While the severity of her injuries make it tough to believe that she faked it, new information has put the notion back in people’s minds. It turns out that when Papini was younger, her family members had called 911 a number of times with reports about her. Claims of property damage from her father and sister may not raise eyebrows, but a 2003 call from Papini’s mother claiming that Papini hurt herself and blamed her mom has raised new questions about the current case. If Papini was accused of harming herself and pinning it on someone else back then, it could lead people to believe she’s doing the same thing now.
On top of this, Shasta County Sheriff Tom Bosenko has told ABC News that while the identities of Papini’s captors are unknown, and the investigation is still ongoing, “There should not be a public safety or a personal safety concern by the public regarding this case
LawNewz.com founder Dan Abrams discussed these revelations on “Good Morning America” with Nancy Grace, and they didn’t exactly see eye to eye on what the new information means.

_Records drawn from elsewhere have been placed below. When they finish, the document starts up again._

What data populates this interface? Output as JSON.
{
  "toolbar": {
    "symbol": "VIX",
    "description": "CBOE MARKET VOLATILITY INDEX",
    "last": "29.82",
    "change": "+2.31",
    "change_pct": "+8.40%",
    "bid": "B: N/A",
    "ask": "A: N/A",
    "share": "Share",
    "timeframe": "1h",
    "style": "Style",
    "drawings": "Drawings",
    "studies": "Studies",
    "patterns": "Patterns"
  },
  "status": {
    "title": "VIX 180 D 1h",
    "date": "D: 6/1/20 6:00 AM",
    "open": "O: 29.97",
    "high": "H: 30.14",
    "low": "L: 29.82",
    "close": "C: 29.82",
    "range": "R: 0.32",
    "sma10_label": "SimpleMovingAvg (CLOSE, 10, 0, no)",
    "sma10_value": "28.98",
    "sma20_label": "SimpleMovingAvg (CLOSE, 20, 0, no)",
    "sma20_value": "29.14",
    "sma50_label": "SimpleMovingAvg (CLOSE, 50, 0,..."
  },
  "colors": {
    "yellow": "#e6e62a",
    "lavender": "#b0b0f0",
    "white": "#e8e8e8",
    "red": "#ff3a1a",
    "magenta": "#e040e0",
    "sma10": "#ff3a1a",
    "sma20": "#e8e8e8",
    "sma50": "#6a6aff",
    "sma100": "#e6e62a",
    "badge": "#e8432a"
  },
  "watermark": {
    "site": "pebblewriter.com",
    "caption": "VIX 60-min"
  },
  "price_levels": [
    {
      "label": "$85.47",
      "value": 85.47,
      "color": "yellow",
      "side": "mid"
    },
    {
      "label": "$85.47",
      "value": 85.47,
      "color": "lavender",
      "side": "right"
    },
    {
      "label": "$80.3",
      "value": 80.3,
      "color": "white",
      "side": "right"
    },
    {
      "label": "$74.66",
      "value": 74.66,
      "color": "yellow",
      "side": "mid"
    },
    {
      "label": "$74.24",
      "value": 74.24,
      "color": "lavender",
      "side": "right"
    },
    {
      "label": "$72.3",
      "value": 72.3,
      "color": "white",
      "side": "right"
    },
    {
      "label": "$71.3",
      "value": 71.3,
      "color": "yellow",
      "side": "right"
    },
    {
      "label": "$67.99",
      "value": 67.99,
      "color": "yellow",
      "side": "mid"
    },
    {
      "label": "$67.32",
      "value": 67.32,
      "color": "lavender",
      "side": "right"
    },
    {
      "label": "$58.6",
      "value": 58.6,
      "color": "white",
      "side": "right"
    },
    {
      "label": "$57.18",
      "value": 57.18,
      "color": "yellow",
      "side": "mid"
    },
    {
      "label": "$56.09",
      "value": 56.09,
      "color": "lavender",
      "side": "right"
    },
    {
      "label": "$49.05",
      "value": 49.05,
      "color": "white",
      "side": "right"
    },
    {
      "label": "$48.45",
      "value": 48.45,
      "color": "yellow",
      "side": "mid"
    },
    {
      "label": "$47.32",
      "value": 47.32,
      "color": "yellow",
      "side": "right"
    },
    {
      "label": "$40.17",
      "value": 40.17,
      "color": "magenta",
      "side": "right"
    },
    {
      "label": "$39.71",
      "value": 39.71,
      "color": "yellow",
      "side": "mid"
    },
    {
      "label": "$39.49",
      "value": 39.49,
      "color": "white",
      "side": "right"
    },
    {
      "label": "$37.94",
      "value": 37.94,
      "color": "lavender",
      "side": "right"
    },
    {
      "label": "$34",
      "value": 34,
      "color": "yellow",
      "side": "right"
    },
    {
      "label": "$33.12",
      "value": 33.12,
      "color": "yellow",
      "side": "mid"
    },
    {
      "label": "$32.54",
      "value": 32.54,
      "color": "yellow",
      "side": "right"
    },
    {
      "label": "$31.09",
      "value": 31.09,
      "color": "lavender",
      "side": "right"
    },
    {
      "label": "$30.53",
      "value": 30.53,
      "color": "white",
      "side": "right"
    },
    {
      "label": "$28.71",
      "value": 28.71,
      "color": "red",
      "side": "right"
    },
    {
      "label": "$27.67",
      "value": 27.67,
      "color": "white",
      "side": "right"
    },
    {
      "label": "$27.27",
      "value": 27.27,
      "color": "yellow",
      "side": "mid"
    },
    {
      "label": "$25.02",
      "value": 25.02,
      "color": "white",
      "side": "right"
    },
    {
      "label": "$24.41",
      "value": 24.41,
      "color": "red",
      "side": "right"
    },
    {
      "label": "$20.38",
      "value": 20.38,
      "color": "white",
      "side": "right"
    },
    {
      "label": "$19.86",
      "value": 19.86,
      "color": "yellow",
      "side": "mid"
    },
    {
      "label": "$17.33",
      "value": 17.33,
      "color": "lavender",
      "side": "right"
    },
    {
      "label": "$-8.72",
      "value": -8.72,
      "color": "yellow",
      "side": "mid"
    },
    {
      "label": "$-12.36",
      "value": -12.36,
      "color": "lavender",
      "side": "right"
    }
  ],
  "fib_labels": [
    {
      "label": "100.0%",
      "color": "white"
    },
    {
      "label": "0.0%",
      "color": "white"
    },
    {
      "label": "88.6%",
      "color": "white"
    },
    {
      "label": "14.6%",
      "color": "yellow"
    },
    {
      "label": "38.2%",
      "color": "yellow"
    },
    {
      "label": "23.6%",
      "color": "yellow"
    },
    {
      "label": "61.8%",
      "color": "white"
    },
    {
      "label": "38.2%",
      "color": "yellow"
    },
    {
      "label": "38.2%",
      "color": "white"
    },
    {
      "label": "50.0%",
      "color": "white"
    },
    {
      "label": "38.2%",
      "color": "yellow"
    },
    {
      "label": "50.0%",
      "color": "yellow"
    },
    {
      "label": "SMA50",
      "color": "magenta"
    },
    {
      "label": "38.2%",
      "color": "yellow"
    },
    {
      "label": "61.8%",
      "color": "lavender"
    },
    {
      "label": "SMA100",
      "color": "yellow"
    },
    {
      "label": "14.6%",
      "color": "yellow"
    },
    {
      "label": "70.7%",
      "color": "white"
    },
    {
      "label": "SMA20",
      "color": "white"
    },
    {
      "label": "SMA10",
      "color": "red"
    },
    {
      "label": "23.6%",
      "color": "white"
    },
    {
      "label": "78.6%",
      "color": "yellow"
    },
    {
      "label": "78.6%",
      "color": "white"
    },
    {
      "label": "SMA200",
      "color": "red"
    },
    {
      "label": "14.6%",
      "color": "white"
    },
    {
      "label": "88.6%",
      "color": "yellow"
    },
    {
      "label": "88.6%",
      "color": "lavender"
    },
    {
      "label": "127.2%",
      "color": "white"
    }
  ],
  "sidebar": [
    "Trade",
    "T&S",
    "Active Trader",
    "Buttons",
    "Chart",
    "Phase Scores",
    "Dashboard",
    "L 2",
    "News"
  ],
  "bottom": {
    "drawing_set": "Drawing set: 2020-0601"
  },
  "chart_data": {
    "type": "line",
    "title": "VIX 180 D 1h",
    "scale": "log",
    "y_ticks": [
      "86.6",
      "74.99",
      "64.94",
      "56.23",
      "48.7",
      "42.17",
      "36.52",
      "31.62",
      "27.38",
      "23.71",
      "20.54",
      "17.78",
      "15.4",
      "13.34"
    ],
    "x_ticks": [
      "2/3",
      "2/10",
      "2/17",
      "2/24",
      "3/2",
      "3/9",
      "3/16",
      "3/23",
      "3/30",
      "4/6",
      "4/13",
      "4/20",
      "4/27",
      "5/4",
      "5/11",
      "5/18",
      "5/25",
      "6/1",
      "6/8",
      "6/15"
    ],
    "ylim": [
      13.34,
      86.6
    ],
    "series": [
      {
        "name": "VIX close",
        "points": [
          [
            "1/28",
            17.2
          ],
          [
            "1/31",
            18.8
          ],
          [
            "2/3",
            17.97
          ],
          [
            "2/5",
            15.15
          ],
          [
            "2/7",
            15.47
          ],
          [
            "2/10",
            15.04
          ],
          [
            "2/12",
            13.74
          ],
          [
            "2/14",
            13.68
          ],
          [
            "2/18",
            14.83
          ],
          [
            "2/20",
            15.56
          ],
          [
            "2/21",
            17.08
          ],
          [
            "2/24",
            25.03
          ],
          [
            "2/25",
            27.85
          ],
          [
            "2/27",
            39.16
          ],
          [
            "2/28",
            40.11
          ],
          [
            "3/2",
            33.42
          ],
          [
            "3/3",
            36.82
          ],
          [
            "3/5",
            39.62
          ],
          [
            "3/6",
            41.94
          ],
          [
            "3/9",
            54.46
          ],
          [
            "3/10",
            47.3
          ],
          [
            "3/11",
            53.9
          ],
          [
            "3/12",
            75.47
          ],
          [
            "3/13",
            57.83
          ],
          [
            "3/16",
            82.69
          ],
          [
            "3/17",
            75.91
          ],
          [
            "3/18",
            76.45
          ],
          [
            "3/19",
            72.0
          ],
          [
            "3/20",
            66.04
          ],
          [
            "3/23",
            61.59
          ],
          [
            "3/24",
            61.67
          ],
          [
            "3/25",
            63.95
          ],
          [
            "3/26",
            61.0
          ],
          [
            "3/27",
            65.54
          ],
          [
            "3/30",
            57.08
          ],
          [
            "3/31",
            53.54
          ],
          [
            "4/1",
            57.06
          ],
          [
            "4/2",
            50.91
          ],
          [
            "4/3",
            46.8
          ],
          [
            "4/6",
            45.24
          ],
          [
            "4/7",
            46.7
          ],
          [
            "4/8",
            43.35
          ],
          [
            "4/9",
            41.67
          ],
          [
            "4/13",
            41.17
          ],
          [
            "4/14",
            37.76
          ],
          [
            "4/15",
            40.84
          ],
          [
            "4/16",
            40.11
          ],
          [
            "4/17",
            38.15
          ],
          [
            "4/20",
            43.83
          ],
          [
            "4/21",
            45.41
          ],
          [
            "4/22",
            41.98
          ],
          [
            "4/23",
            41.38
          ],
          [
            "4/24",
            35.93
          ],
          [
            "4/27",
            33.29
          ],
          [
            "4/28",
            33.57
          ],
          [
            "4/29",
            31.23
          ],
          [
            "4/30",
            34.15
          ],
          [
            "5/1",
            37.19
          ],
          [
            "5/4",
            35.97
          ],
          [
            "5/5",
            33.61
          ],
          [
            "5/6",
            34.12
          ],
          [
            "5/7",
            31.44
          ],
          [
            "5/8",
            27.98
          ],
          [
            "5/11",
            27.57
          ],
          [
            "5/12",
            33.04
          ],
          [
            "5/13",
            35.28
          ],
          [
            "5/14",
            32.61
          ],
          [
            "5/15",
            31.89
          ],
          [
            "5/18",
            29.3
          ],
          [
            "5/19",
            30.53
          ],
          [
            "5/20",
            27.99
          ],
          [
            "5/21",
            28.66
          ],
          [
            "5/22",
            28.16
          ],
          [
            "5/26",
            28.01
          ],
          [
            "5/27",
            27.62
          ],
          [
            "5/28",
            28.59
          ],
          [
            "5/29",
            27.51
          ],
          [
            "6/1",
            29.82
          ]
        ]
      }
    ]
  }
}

Abrams dismissed most of the 911 reports against Papini as being irrelevant to the current situation, but said that her mother’s claim that Papini harmed herself and made up a story about it are hard to ignore, given its similarity to the kidnapping case. “That does start to look a little bit like this case; doesn’t mean that that’s what happened, but I think it is relevant in assessing the investigation,” Abrams said.
Grace, on the other hand, wasn’t buying it. “The fact that she may have self-harmed in the past, that is a serious illness, a problem that she had, and now it’s being dredged up and used against her.” Grace mentioned how ABC’s own reporter hardly recognized Papini due to the severity of her injuries. “I think this is victim blaming,” she declared.
But Abrams felt that more important than the 911 calls is the Sheriff’s Office telling locals that they don’t have to worry about anything. “If she was abducted, the community does need to be concerned … if strangers took her in a van off the street, the community should be worried.”
“Yes, I find that significant,” Grace admitted. She also brought up another detail in the case that has troubled her. “Her cell phone that was found where she was allegedly abducted had the earbuds coiled neatly on it and it was placed in the grass,” Grace noted. “That is a fact that’s always bothered me, not what she did 10 years ago.” Still, Grace said that the nature of Papini’s injuries outweigh that. “You’d have to believe all of this was self-inflicted, and that’s hard for me to believe.”